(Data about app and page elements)
======
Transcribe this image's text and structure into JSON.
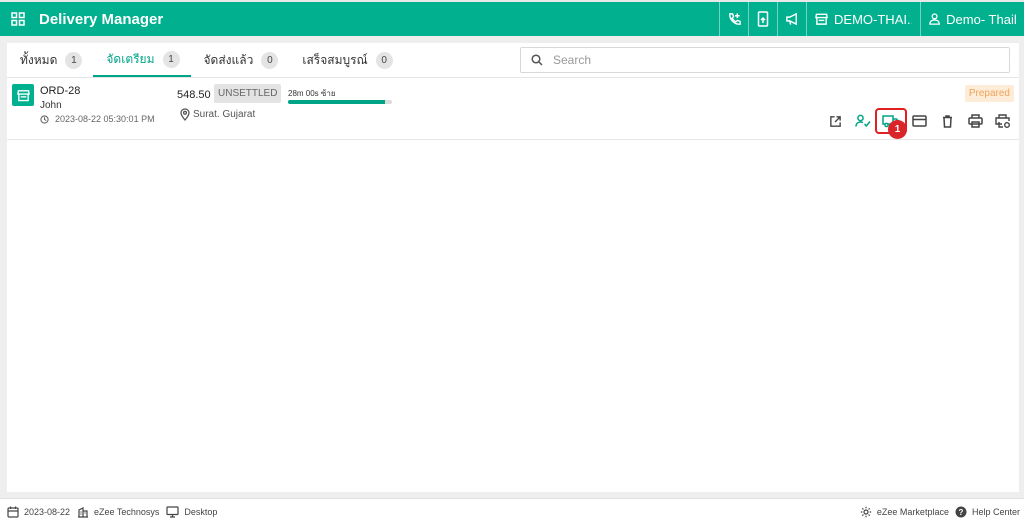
{
  "header": {
    "title": "Delivery Manager",
    "store_label": "DEMO-THAI...",
    "user_label": "Demo- Thail..."
  },
  "tabs": [
    {
      "label": "ทั้งหมด",
      "count": "1"
    },
    {
      "label": "จัดเตรียม",
      "count": "1"
    },
    {
      "label": "จัดส่งแล้ว",
      "count": "0"
    },
    {
      "label": "เสร็จสมบูรณ์",
      "count": "0"
    }
  ],
  "search": {
    "placeholder": "Search",
    "value": ""
  },
  "order": {
    "id": "ORD-28",
    "customer": "John",
    "datetime": "2023-08-22 05:30:01 PM",
    "amount": "548.50",
    "payment_status": "UNSETTLED",
    "timer": "28m 00s ซ้าย",
    "progress": 0.93,
    "location": "Surat. Gujarat",
    "status": "Prepared"
  },
  "annotation": {
    "marker": "1"
  },
  "footer": {
    "date": "2023-08-22",
    "company": "eZee Technosys",
    "device": "Desktop",
    "marketplace": "eZee Marketplace",
    "help": "Help Center"
  },
  "colors": {
    "accent": "#00b08f",
    "status_bg": "#fdecd8",
    "status_text": "#f0a35a",
    "highlight": "#e02020"
  }
}
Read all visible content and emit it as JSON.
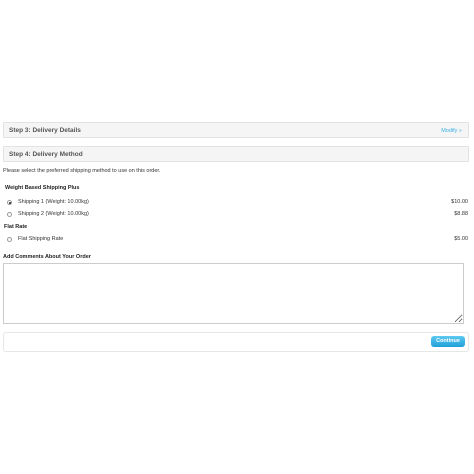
{
  "step3": {
    "title": "Step 3: Delivery Details",
    "modify_label": "Modify »"
  },
  "step4": {
    "title": "Step 4: Delivery Method"
  },
  "intro": "Please select the preferred shipping method to use on this order.",
  "groups": [
    {
      "title": "Weight Based Shipping Plus",
      "options": [
        {
          "label": "Shipping 1 (Weight: 10.00kg)",
          "price": "$10.00",
          "selected": true
        },
        {
          "label": "Shipping 2 (Weight: 10.00kg)",
          "price": "$8.88",
          "selected": false
        }
      ]
    },
    {
      "title": "Flat Rate",
      "options": [
        {
          "label": "Flat Shipping Rate",
          "price": "$5.00",
          "selected": false
        }
      ]
    }
  ],
  "comments": {
    "label": "Add Comments About Your Order",
    "value": ""
  },
  "continue_label": "Continue",
  "colors": {
    "accent": "#38b0e3",
    "button": "#1f9fd8",
    "panel": "#f5f5f5"
  }
}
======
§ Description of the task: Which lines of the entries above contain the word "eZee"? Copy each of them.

§ Response area:
    "company": "eZee Technosys",
    "marketplace": "eZee Marketplace",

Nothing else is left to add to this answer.